A person with Alzheimer’s disease and other forms of dementia can experience varying symptoms, including declines in memory, language skills, and thinking and reasoning capabilities. The Alzheimer’s Association says as Alzheimer’s and other dementias progress, behaviors change. The behavioral changes may include, but are not limited to, social withdrawal, depression, anxiety, combativeness, apathy, sleep disturbances, inappropriate actions, wandering and mood changes. These new behaviors can have an impact on caregiving.
There are ways that caregivers can help manage their loved one’s changing behaviors. Here are some suggestions to consider.
- Divert Aggressiveness. The Alzheimer’s Association says if your loved one demonstrates angry behavior, avoid arguing, scolding, finger-pointing or trying to convince him or her of something. Instead, separate your loved one from the cause of the anger by diverting attention to a different activity. Also, try not to take your loved one’s behaviors personally; keep in mind that their actions are a direct result of the disease.
- Create a Calm Bedtime. Make sure your loved one has a comfortable bed. At bedtime, reduce any noise or light and try playing soothing music. Be consistent with the time your loved one goes to sleep at night and gets out of bed each morning. Try increasing physical activity during the day to help promote being ready for sleep at the desired time. Also, pay attention to caffeine and sugar consumption during the day as these can adversely affect feeling tired.

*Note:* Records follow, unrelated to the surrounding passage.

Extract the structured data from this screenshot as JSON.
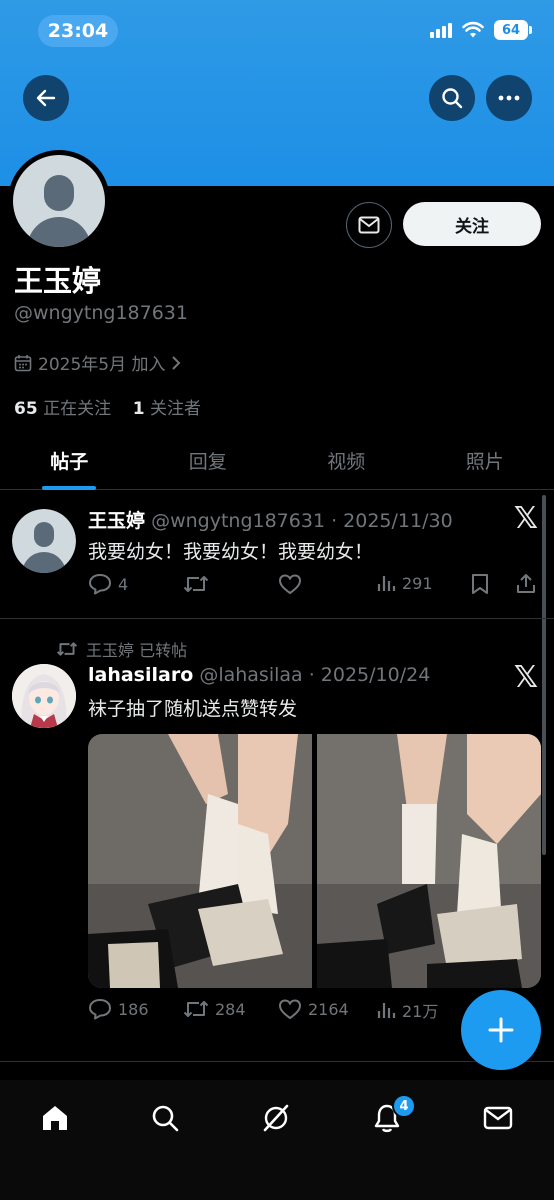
{
  "status_bar": {
    "time": "23:04",
    "battery": "64"
  },
  "profile": {
    "name": "王玉婷",
    "handle": "@wngytng187631",
    "joined": "2025年5月 加入",
    "following_count": "65",
    "following_label": "正在关注",
    "followers_count": "1",
    "followers_label": "关注者",
    "follow_button": "关注"
  },
  "tabs": [
    "帖子",
    "回复",
    "视频",
    "照片"
  ],
  "active_tab": "帖子",
  "posts": [
    {
      "author": "王玉婷",
      "meta": "@wngytng187631 · 2025/11/30",
      "text": "我要幼女！我要幼女！我要幼女！",
      "stats": {
        "replies": "4",
        "views": "291"
      }
    },
    {
      "reposted_by": "王玉婷 已转帖",
      "author": "lahasilaro",
      "meta": "@lahasilaa · 2025/10/24",
      "text": "袜子抽了随机送点赞转发",
      "stats": {
        "replies": "186",
        "retweets": "284",
        "likes": "2164",
        "views": "21万"
      }
    }
  ],
  "brand_mark": "𝕏",
  "notification_badge": "4",
  "colors": {
    "accent": "#1d9bf0",
    "banner": "#1d8fe6",
    "background": "#000000"
  }
}
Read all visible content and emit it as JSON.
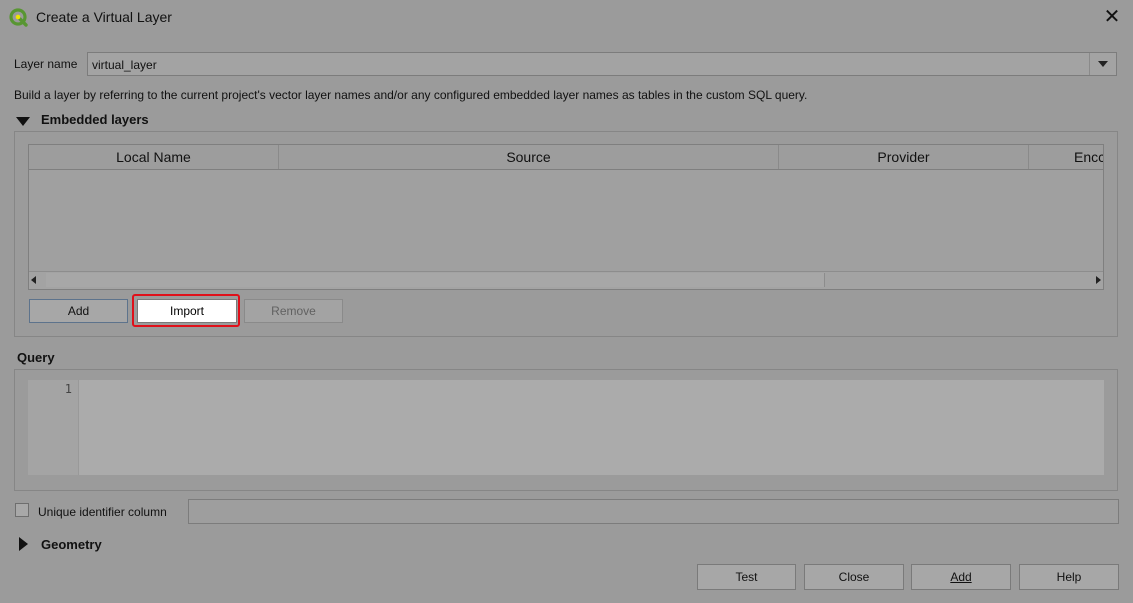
{
  "window": {
    "title": "Create a Virtual Layer",
    "app_icon": "qgis-logo-icon",
    "close_icon": "close-icon",
    "close_glyph": "✕"
  },
  "layer_name": {
    "label": "Layer name",
    "value": "virtual_layer"
  },
  "description": "Build a layer by referring to the current project's vector layer names and/or any configured embedded layer names as tables in the custom SQL query.",
  "embedded": {
    "title": "Embedded layers",
    "columns": [
      "Local Name",
      "Source",
      "Provider",
      "Encc"
    ],
    "rows": [],
    "buttons": {
      "add": "Add",
      "import": "Import",
      "remove": "Remove"
    }
  },
  "query": {
    "title": "Query",
    "line_number": "1",
    "text": ""
  },
  "unique_id": {
    "label": "Unique identifier column",
    "checked": false,
    "value": ""
  },
  "geometry": {
    "title": "Geometry"
  },
  "footer": {
    "test": "Test",
    "close": "Close",
    "add": "Add",
    "help": "Help"
  },
  "colors": {
    "highlight": "#e0101a",
    "qgis_green": "#589632",
    "qgis_yellow": "#eee600"
  }
}
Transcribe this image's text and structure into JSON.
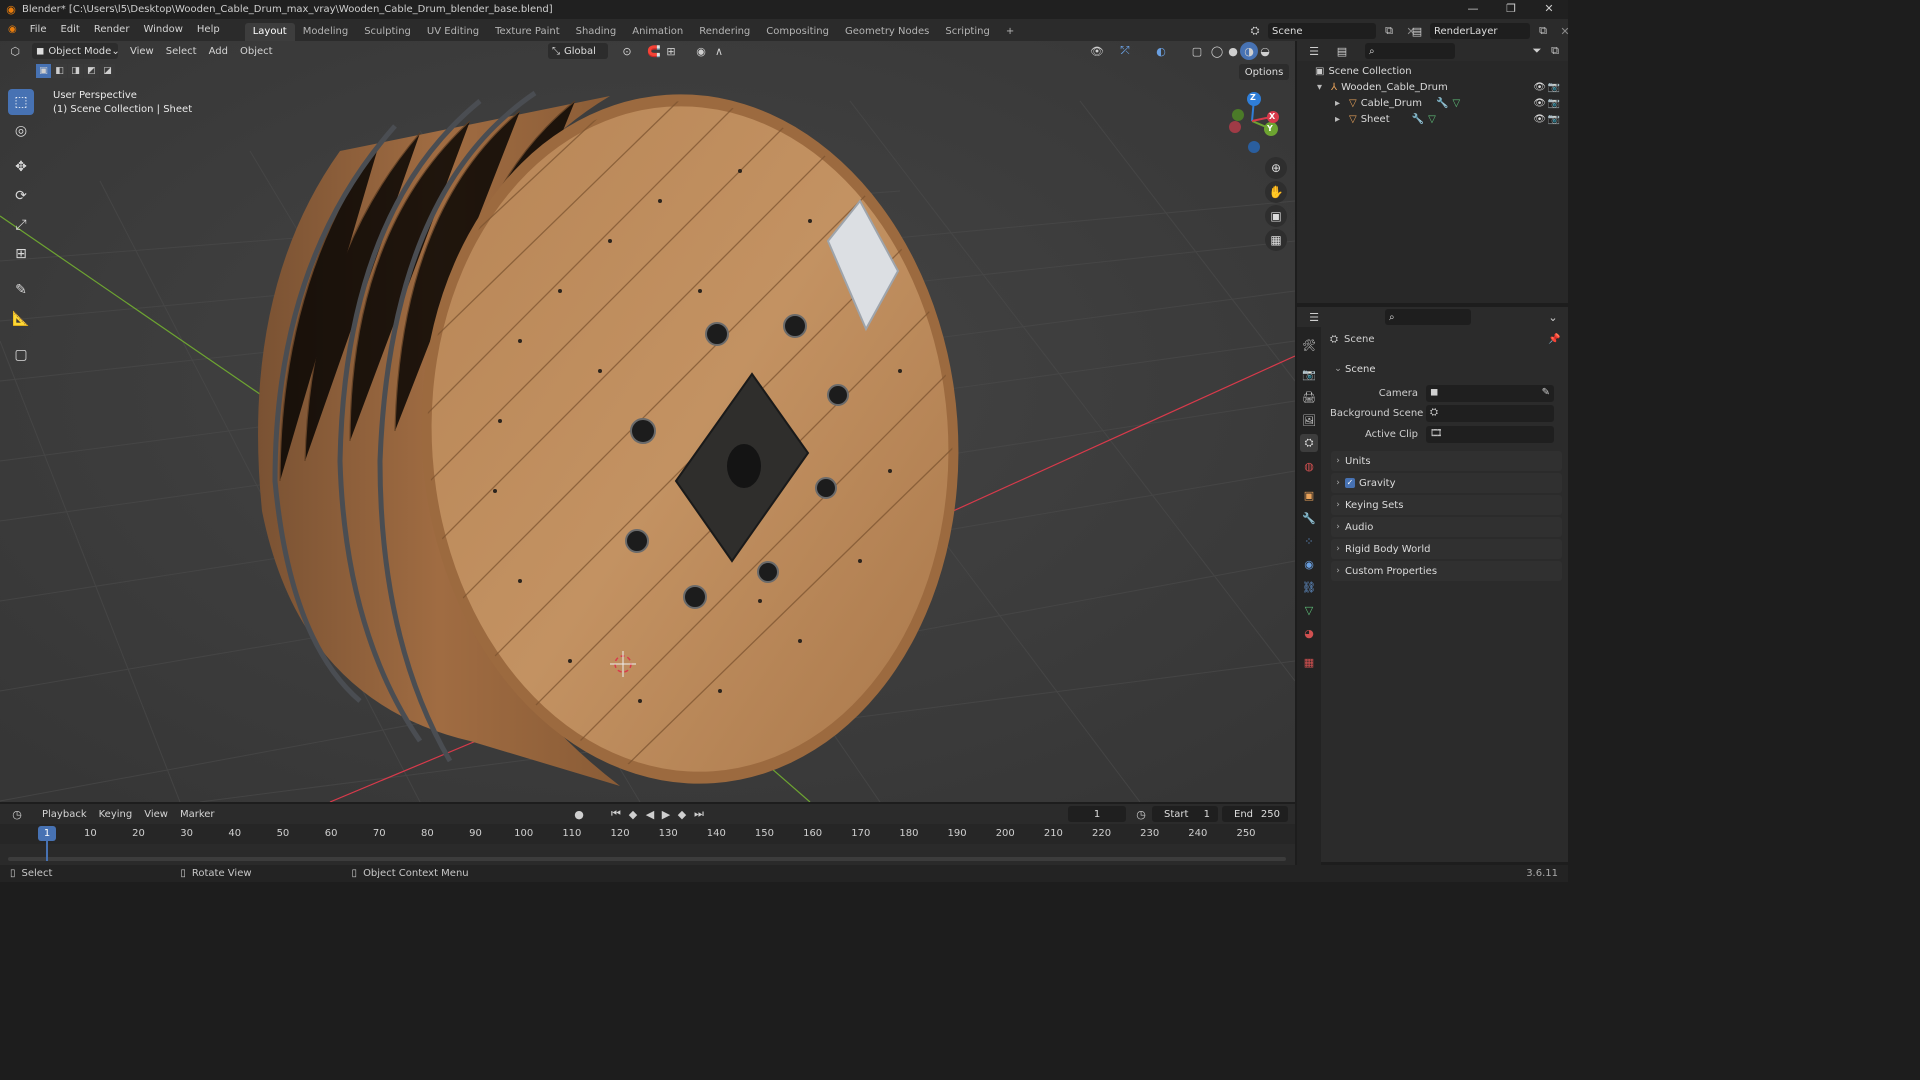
{
  "window": {
    "title": "Blender* [C:\\Users\\l5\\Desktop\\Wooden_Cable_Drum_max_vray\\Wooden_Cable_Drum_blender_base.blend]",
    "controls": [
      "—",
      "❐",
      "✕"
    ]
  },
  "menu": {
    "items": [
      "File",
      "Edit",
      "Render",
      "Window",
      "Help"
    ],
    "workspaces": [
      "Layout",
      "Modeling",
      "Sculpting",
      "UV Editing",
      "Texture Paint",
      "Shading",
      "Animation",
      "Rendering",
      "Compositing",
      "Geometry Nodes",
      "Scripting"
    ],
    "active_workspace": "Layout",
    "add_tab": "+",
    "scene": "Scene",
    "view_layer": "RenderLayer"
  },
  "viewport_header": {
    "mode": "Object Mode",
    "menus": [
      "View",
      "Select",
      "Add",
      "Object"
    ],
    "transform_orientation": "Global",
    "options": "Options"
  },
  "viewport": {
    "perspective": "User Perspective",
    "collection_info": "(1) Scene Collection | Sheet",
    "gizmo_axes": [
      "Z",
      "Y",
      "X"
    ]
  },
  "outliner": {
    "root": "Scene Collection",
    "items": [
      {
        "name": "Wooden_Cable_Drum",
        "level": 1
      },
      {
        "name": "Cable_Drum",
        "level": 2
      },
      {
        "name": "Sheet",
        "level": 2
      }
    ]
  },
  "properties": {
    "context": "Scene",
    "section": "Scene",
    "fields": [
      {
        "label": "Camera",
        "value": ""
      },
      {
        "label": "Background Scene",
        "value": ""
      },
      {
        "label": "Active Clip",
        "value": ""
      }
    ],
    "panels": [
      "Units",
      "Gravity",
      "Keying Sets",
      "Audio",
      "Rigid Body World",
      "Custom Properties"
    ],
    "gravity_checked": true
  },
  "timeline": {
    "menus": [
      "Playback",
      "Keying",
      "View",
      "Marker"
    ],
    "current_frame": "1",
    "start_label": "Start",
    "start": "1",
    "end_label": "End",
    "end": "250",
    "ticks": [
      "1",
      "10",
      "20",
      "30",
      "40",
      "50",
      "60",
      "70",
      "80",
      "90",
      "100",
      "110",
      "120",
      "130",
      "140",
      "150",
      "160",
      "170",
      "180",
      "190",
      "200",
      "210",
      "220",
      "230",
      "240",
      "250"
    ]
  },
  "statusbar": {
    "select": "Select",
    "rotate": "Rotate View",
    "context_menu": "Object Context Menu",
    "version": "3.6.11"
  },
  "colors": {
    "accent": "#4772b3",
    "wood": "#b07a48",
    "axis_x": "#d83a4b",
    "axis_y": "#6da431",
    "axis_z": "#2f7ed8"
  }
}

- Promote Exercise. Regular walking, exercises, dancing or other physical activity may have a positive impact on problematic behaviors, such as wandering, aggression and sleeping disorders. If your loved one prefers the indoors, try walking in a shopping mall.

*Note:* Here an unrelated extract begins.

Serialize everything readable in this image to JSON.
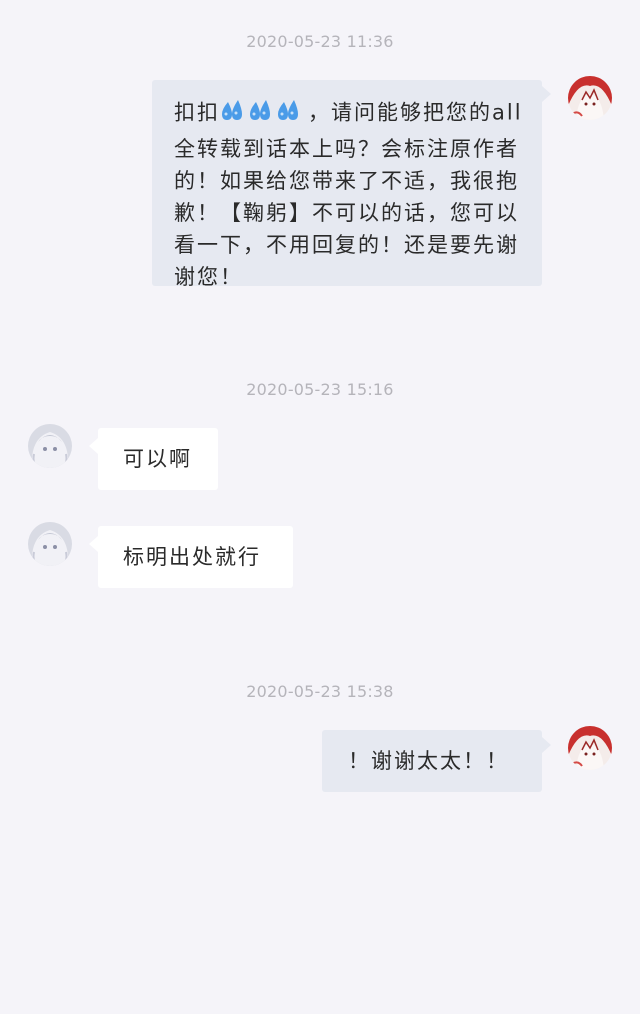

- Encourage Involvement. Try to involve your loved one in various activities each day. Folding laundry or watering plants, for example, can help reduce stress and anxiety. Remember to also encourage activities which provide an opportunity for your loved one to interact with others to help mitigate social withdrawal.
- Embrace Sounds of Music. Music therapy can help soothe someone with Alzheimer’s disease. When your loved one is agitated, play calming music or his or her favorite songs to foster relaxation.

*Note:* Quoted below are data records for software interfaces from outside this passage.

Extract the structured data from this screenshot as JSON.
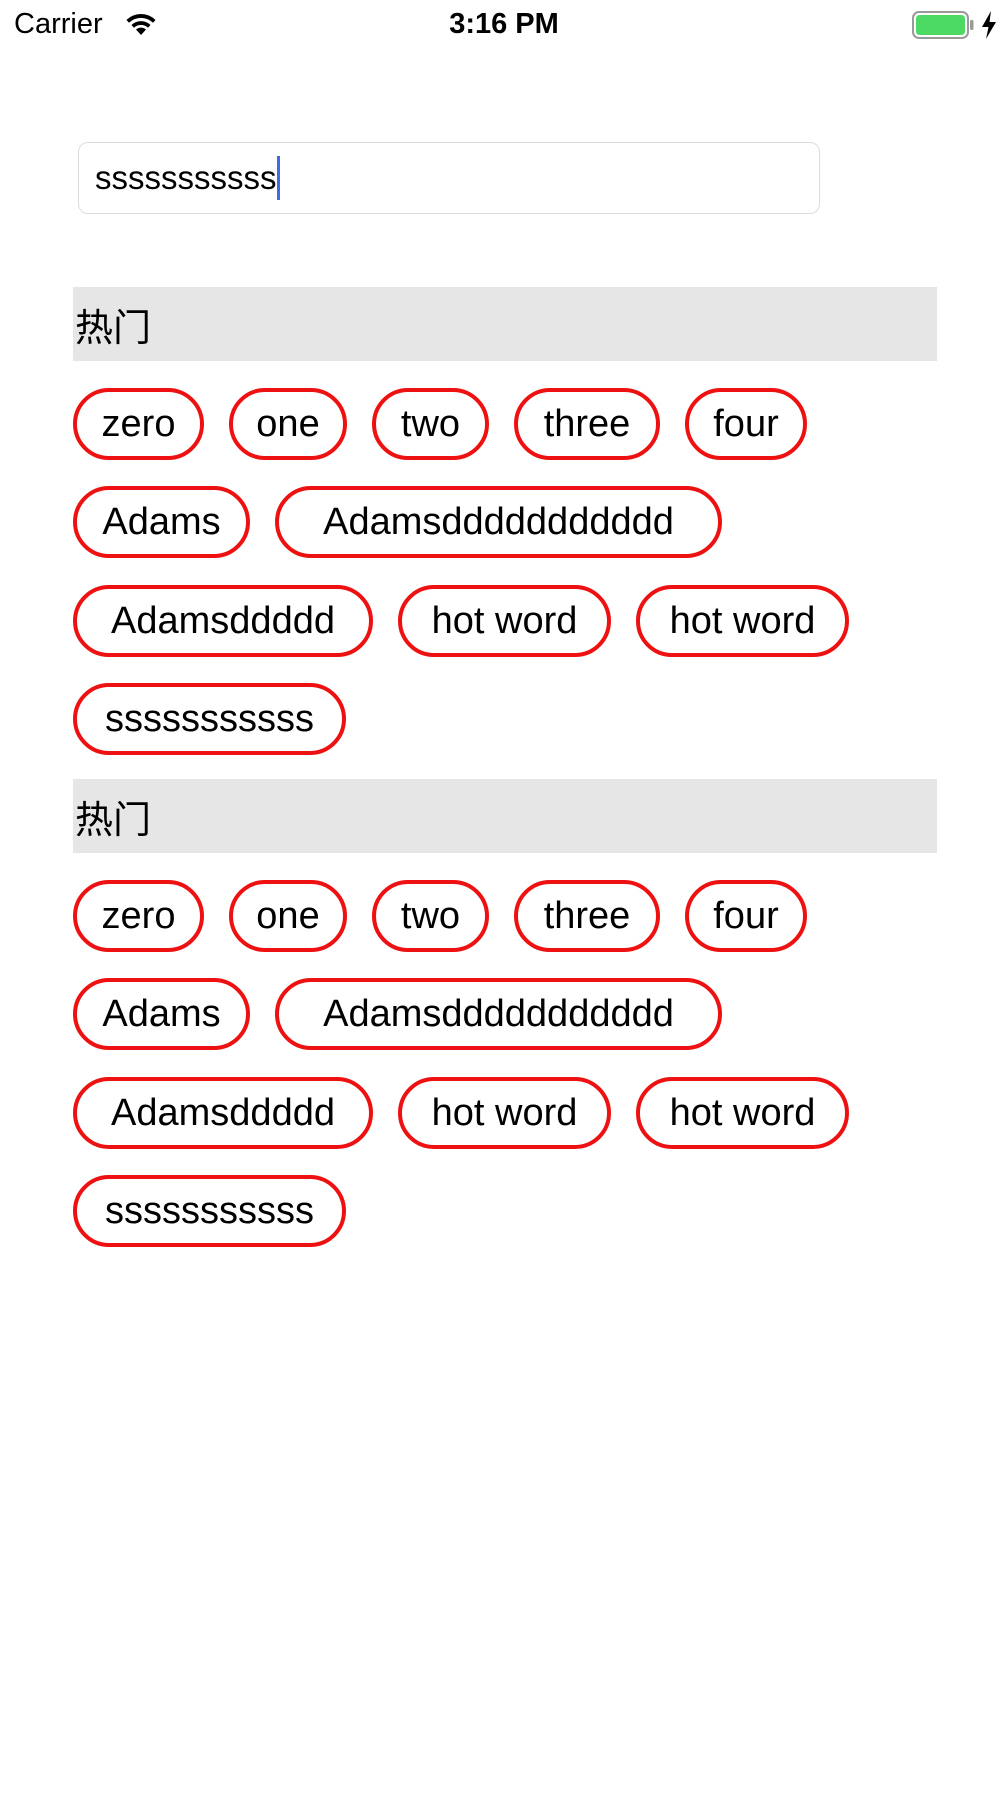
{
  "status_bar": {
    "carrier": "Carrier",
    "time": "3:16 PM",
    "battery_color": "#4cd964",
    "icons": [
      "wifi-icon",
      "battery-icon",
      "charging-bolt-icon"
    ]
  },
  "search": {
    "value": "sssssssssss",
    "caret_color": "#3f6be0"
  },
  "tag_border_color": "#ee1111",
  "sections": [
    {
      "title": "热门",
      "tags": [
        "zero",
        "one",
        "two",
        "three",
        "four",
        "Adams",
        "Adamsddddddddddd",
        "Adamsddddd",
        "hot word",
        "hot word",
        "sssssssssss"
      ]
    },
    {
      "title": "热门",
      "tags": [
        "zero",
        "one",
        "two",
        "three",
        "four",
        "Adams",
        "Adamsddddddddddd",
        "Adamsddddd",
        "hot word",
        "hot word",
        "sssssssssss"
      ]
    }
  ]
}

- Interact with Pets. The playful interaction with animals and the gentle petting of their fur can help soothe an individual with Alzheimer’s and decrease aggressive behavior. If you or your loved one does not have a pet, look into organizations that offer pet visits to seniors.
Dealing gently, but decisively with behavioral changes in the ways described above can help improve the quality of life for your loved one and reduce stress on you, the caregiver.